(fl second quarter of the 15th century). Sculptor, probably of south Netherlandish origin. His name is derived from the alabaster Crucifixion altar from S Maria delle Grazie, Rimini (c. 1430; Frankfurt am Main, Liebieghaus). The altar was probably made for the church's consecration in 1432; it was later incorporated into a Baroque altar but may originally have been part of a shrine or a choir-screen. It comprises a centre section with the Crucifixion, the crosses of the Good and Bad Thieves and groups beneath. The Twelve Apostles are ranged in pairs on either side. The altar is generally agreed to have been made in the southern Netherlands or northern France, almost certainly in a workshop that specialized in producing alabaster sculpture for export. Stylistic comparison with early 15th-century Netherlandish painting such as the work of Rogier van der Weyden and the Master of Flémalle confirms this hypothesis. The altar also reflects the evolution of Netherlandish sculpture during the early 15th century: from soft, graceful compositions to the more rigid forms that became popular in the mid–1430s. Also attributed to the Master of Rimini is the small alabaster Pietà in S Francesco, Rimini (the Tempio Malatestiano), known as the Madonna dell’Acqua. This was said to have miraculous powers over rainfall and became a focus of pilgrimage. Dated c. 1440, it is stylistically close to the later style of the Frankfurt altar.

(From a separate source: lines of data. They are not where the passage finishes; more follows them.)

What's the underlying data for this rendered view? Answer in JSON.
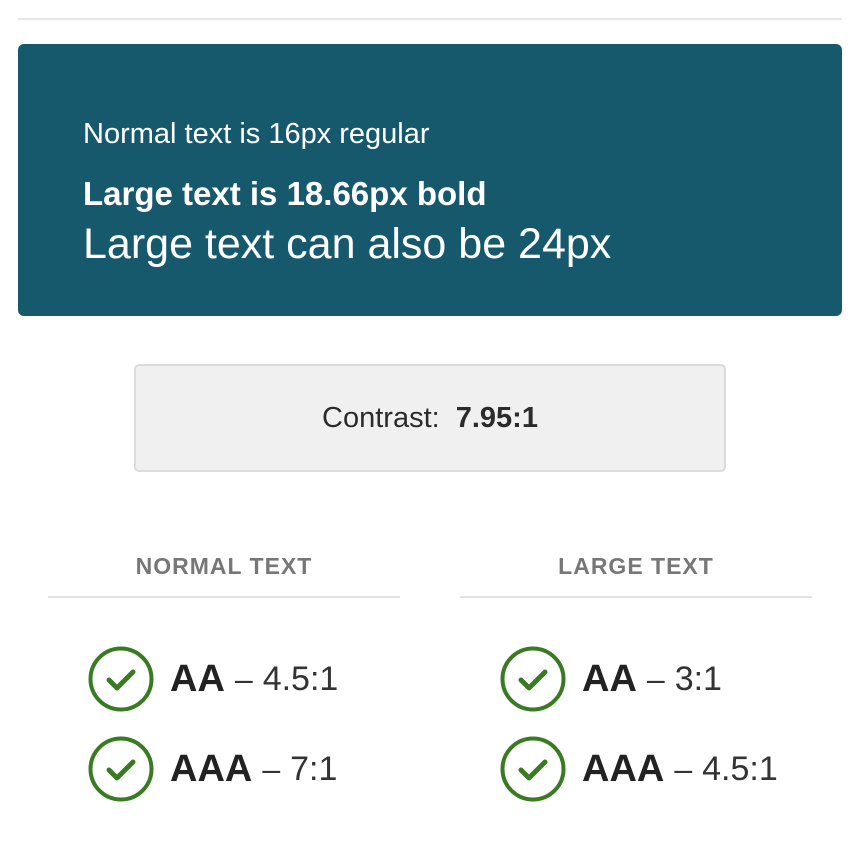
{
  "preview": {
    "normal_text": "Normal text is 16px regular",
    "large_bold_text": "Large text is 18.66px bold",
    "large_text": "Large text can also be 24px",
    "background_color": "#16596d",
    "text_color": "#ffffff"
  },
  "contrast": {
    "label": "Contrast:",
    "ratio": "7.95:1"
  },
  "results": {
    "normal": {
      "heading": "NORMAL TEXT",
      "items": [
        {
          "level": "AA",
          "separator": "–",
          "requirement": "4.5:1",
          "status": "pass",
          "icon": "check-circle-icon"
        },
        {
          "level": "AAA",
          "separator": "–",
          "requirement": "7:1",
          "status": "pass",
          "icon": "check-circle-icon"
        }
      ]
    },
    "large": {
      "heading": "LARGE TEXT",
      "items": [
        {
          "level": "AA",
          "separator": "–",
          "requirement": "3:1",
          "status": "pass",
          "icon": "check-circle-icon"
        },
        {
          "level": "AAA",
          "separator": "–",
          "requirement": "4.5:1",
          "status": "pass",
          "icon": "check-circle-icon"
        }
      ]
    },
    "pass_color": "#3a7a23"
  }
}
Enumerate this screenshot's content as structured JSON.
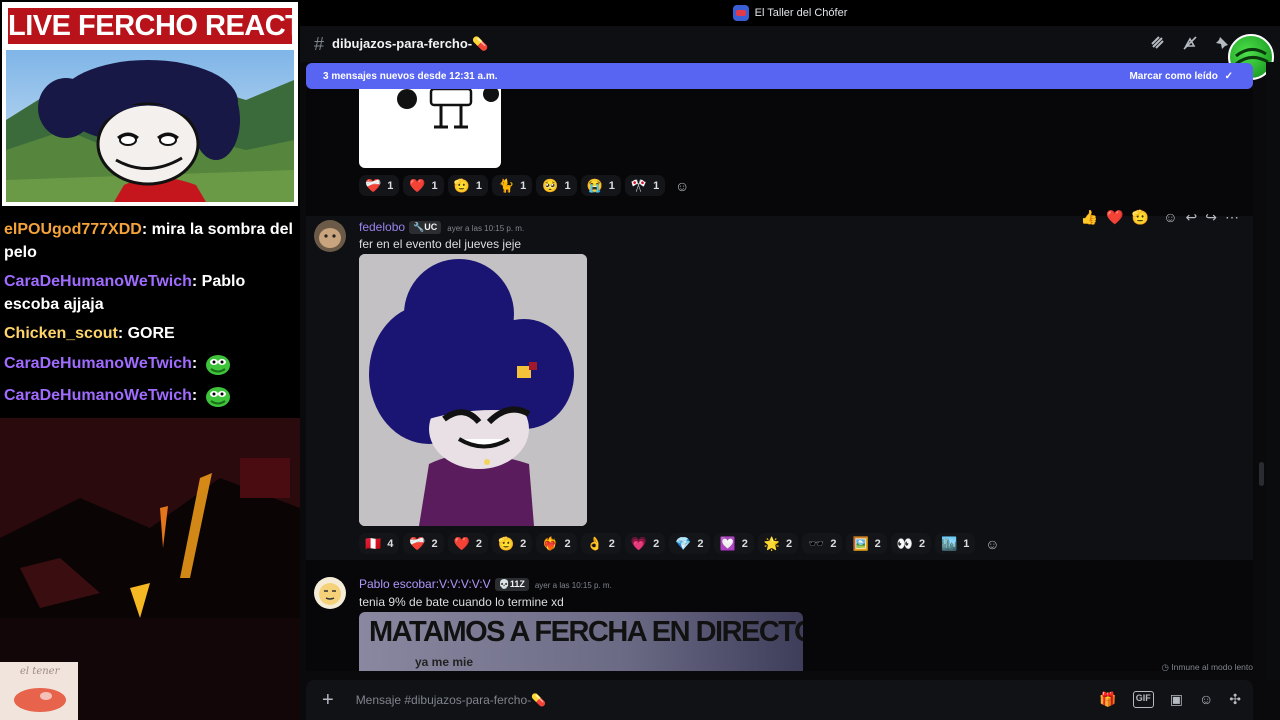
{
  "stream": {
    "banner_title": "LIVE FERCHO REACTION",
    "chat": [
      {
        "user": "elPOUgod777XDD",
        "user_color": "#f4a33b",
        "text": "mira la sombra del pelo"
      },
      {
        "user": "CaraDeHumanoWeTwich",
        "user_color": "#a06bff",
        "text": "Pablo escoba ajjaja"
      },
      {
        "user": "Chicken_scout",
        "user_color": "#ffd56b",
        "text": "GORE"
      },
      {
        "user": "CaraDeHumanoWeTwich",
        "user_color": "#a06bff",
        "text": "",
        "emote": "green-pepe-emote"
      },
      {
        "user": "CaraDeHumanoWeTwich",
        "user_color": "#a06bff",
        "text": "",
        "emote": "green-pepe-emote"
      }
    ],
    "webcam_label": "el tener"
  },
  "window": {
    "title": "El Taller del Chófer"
  },
  "channel": {
    "name": "dibujazos-para-fercho-💊",
    "header_icons": [
      "threads-icon",
      "mute-icon",
      "pin-icon"
    ]
  },
  "new_messages_banner": {
    "text": "3 mensajes nuevos desde 12:31 a.m.",
    "action": "Marcar como leído"
  },
  "messages": [
    {
      "id": "m0",
      "reactions": [
        {
          "emoji": "❤️‍🩹",
          "count": "1"
        },
        {
          "emoji": "❤️",
          "count": "1"
        },
        {
          "emoji": "🫡",
          "count": "1"
        },
        {
          "emoji": "🐈",
          "count": "1"
        },
        {
          "emoji": "🥺",
          "count": "1"
        },
        {
          "emoji": "😭",
          "count": "1"
        },
        {
          "emoji": "🎌",
          "count": "1"
        }
      ]
    },
    {
      "id": "m1",
      "author": "fedelobo",
      "author_color": "#9b84ee",
      "tag": "UC",
      "timestamp": "ayer a las 10:15 p. m.",
      "text": "fer en el evento del jueves jeje",
      "reactions": [
        {
          "emoji": "🇵🇪",
          "count": "4"
        },
        {
          "emoji": "❤️‍🩹",
          "count": "2"
        },
        {
          "emoji": "❤️",
          "count": "2"
        },
        {
          "emoji": "🫡",
          "count": "2"
        },
        {
          "emoji": "❤️‍🔥",
          "count": "2"
        },
        {
          "emoji": "👌",
          "count": "2"
        },
        {
          "emoji": "💗",
          "count": "2"
        },
        {
          "emoji": "💎",
          "count": "2"
        },
        {
          "emoji": "💟",
          "count": "2"
        },
        {
          "emoji": "🌟",
          "count": "2"
        },
        {
          "emoji": "🕶️",
          "count": "2"
        },
        {
          "emoji": "🖼️",
          "count": "2"
        },
        {
          "emoji": "👀",
          "count": "2"
        },
        {
          "emoji": "🏙️",
          "count": "1"
        }
      ]
    },
    {
      "id": "m2",
      "author": "Pablo escobar:V:V:V:V:V",
      "author_color": "#b197fc",
      "tag": "11Z",
      "timestamp": "ayer a las 10:15 p. m.",
      "text": "tenia 9% de bate cuando lo termine xd",
      "image_caption": "MATAMOS A FERCHA EN DIRECTO",
      "image_subcaption": "ya me mie"
    }
  ],
  "hover_toolbar": [
    "👍",
    "❤️",
    "🫡"
  ],
  "slowmode_text": "Inmune al modo lento",
  "composer": {
    "placeholder": "Mensaje #dibujazos-para-fercho-💊"
  }
}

The same master may also have been responsible for a Pietà from Lorch am Rhein (Frankfurt am Main, Städel. Kstinst. & Städt. Gal.) and a statuette of St Christopher (ex-Mus. Civ., Padua; untraced after World War I). Defoer has further attributed an alabaster head of St John the Baptist now in St Willibrordus, Utrecht, to the Master of Rimini.
From The Grove Encyclopedia of Northern Renaissance Art in Oxford Reference.
Subjects: Renaissance Art.